------ Provided data

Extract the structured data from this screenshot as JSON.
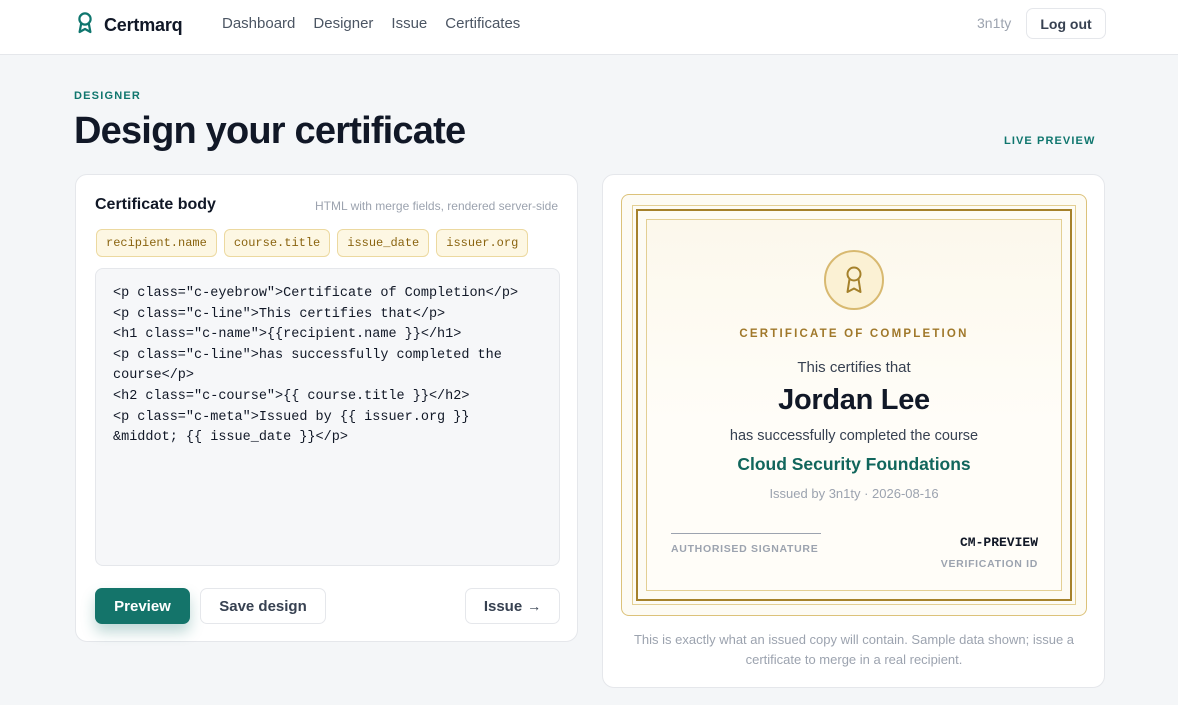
{
  "app": {
    "brand": "Certmarq"
  },
  "nav": {
    "items": [
      "Dashboard",
      "Designer",
      "Issue",
      "Certificates"
    ]
  },
  "user": {
    "name": "3n1ty",
    "logout_label": "Log out"
  },
  "header": {
    "eyebrow": "DESIGNER",
    "title": "Design your certificate",
    "live_preview": "LIVE PREVIEW"
  },
  "editor": {
    "title": "Certificate body",
    "hint": "HTML with merge fields, rendered server-side",
    "merge_fields": [
      "recipient.name",
      "course.title",
      "issue_date",
      "issuer.org"
    ],
    "code": "<p class=\"c-eyebrow\">Certificate of Completion</p>\n<p class=\"c-line\">This certifies that</p>\n<h1 class=\"c-name\">{{recipient.name }}</h1>\n<p class=\"c-line\">has successfully completed the course</p>\n<h2 class=\"c-course\">{{ course.title }}</h2>\n<p class=\"c-meta\">Issued by {{ issuer.org }} &middot; {{ issue_date }}</p>",
    "preview_label": "Preview",
    "save_label": "Save design",
    "issue_label": "Issue",
    "issue_arrow": "→"
  },
  "certificate": {
    "eyebrow": "CERTIFICATE OF COMPLETION",
    "line1": "This certifies that",
    "recipient": "Jordan Lee",
    "line2": "has successfully completed the course",
    "course": "Cloud Security Foundations",
    "meta": "Issued by 3n1ty · 2026-08-16",
    "signature_label": "AUTHORISED SIGNATURE",
    "verification_id": "CM-PREVIEW",
    "verification_label": "VERIFICATION ID",
    "seal_icon": "ribbon-award-icon"
  },
  "preview_note": "This is exactly what an issued copy will contain. Sample data shown; issue a certificate to merge in a real recipient.",
  "colors": {
    "accent": "#14746a",
    "gold": "#a5812b",
    "chip_bg": "#fdf7e3",
    "chip_text": "#8a6410"
  }
}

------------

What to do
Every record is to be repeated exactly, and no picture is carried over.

Response area
Extract the structured data from this screenshot as JSON.
{
  "app": {
    "brand": "Certmarq"
  },
  "nav": {
    "items": [
      "Dashboard",
      "Designer",
      "Issue",
      "Certificates"
    ]
  },
  "user": {
    "name": "3n1ty",
    "logout_label": "Log out"
  },
  "header": {
    "eyebrow": "DESIGNER",
    "title": "Design your certificate",
    "live_preview": "LIVE PREVIEW"
  },
  "editor": {
    "title": "Certificate body",
    "hint": "HTML with merge fields, rendered server-side",
    "merge_fields": [
      "recipient.name",
      "course.title",
      "issue_date",
      "issuer.org"
    ],
    "code": "<p class=\"c-eyebrow\">Certificate of Completion</p>\n<p class=\"c-line\">This certifies that</p>\n<h1 class=\"c-name\">{{recipient.name }}</h1>\n<p class=\"c-line\">has successfully completed the course</p>\n<h2 class=\"c-course\">{{ course.title }}</h2>\n<p class=\"c-meta\">Issued by {{ issuer.org }} &middot; {{ issue_date }}</p>",
    "preview_label": "Preview",
    "save_label": "Save design",
    "issue_label": "Issue",
    "issue_arrow": "→"
  },
  "certificate": {
    "eyebrow": "CERTIFICATE OF COMPLETION",
    "line1": "This certifies that",
    "recipient": "Jordan Lee",
    "line2": "has successfully completed the course",
    "course": "Cloud Security Foundations",
    "meta": "Issued by 3n1ty · 2026-08-16",
    "signature_label": "AUTHORISED SIGNATURE",
    "verification_id": "CM-PREVIEW",
    "verification_label": "VERIFICATION ID",
    "seal_icon": "ribbon-award-icon"
  },
  "preview_note": "This is exactly what an issued copy will contain. Sample data shown; issue a certificate to merge in a real recipient.",
  "colors": {
    "accent": "#14746a",
    "gold": "#a5812b",
    "chip_bg": "#fdf7e3",
    "chip_text": "#8a6410"
  }
}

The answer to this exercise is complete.